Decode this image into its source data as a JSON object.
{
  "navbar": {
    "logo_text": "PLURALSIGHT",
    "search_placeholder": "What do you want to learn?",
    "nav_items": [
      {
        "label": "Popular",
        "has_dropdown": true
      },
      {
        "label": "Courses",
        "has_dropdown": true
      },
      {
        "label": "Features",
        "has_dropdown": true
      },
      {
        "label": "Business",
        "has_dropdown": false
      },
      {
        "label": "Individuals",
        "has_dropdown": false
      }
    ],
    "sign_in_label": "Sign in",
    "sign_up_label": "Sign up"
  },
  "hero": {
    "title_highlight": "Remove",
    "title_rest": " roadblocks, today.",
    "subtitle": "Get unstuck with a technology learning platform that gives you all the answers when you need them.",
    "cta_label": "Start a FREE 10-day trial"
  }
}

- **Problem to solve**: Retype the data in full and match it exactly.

- **Written answer**:
Decode this image into its source data as a JSON object.
{
  "navbar": {
    "logo_text": "PLURALSIGHT",
    "search_placeholder": "What do you want to learn?",
    "nav_items": [
      {
        "label": "Popular",
        "has_dropdown": true
      },
      {
        "label": "Courses",
        "has_dropdown": true
      },
      {
        "label": "Features",
        "has_dropdown": true
      },
      {
        "label": "Business",
        "has_dropdown": false
      },
      {
        "label": "Individuals",
        "has_dropdown": false
      }
    ],
    "sign_in_label": "Sign in",
    "sign_up_label": "Sign up"
  },
  "hero": {
    "title_highlight": "Remove",
    "title_rest": " roadblocks, today.",
    "subtitle": "Get unstuck with a technology learning platform that gives you all the answers when you need them.",
    "cta_label": "Start a FREE 10-day trial"
  }
}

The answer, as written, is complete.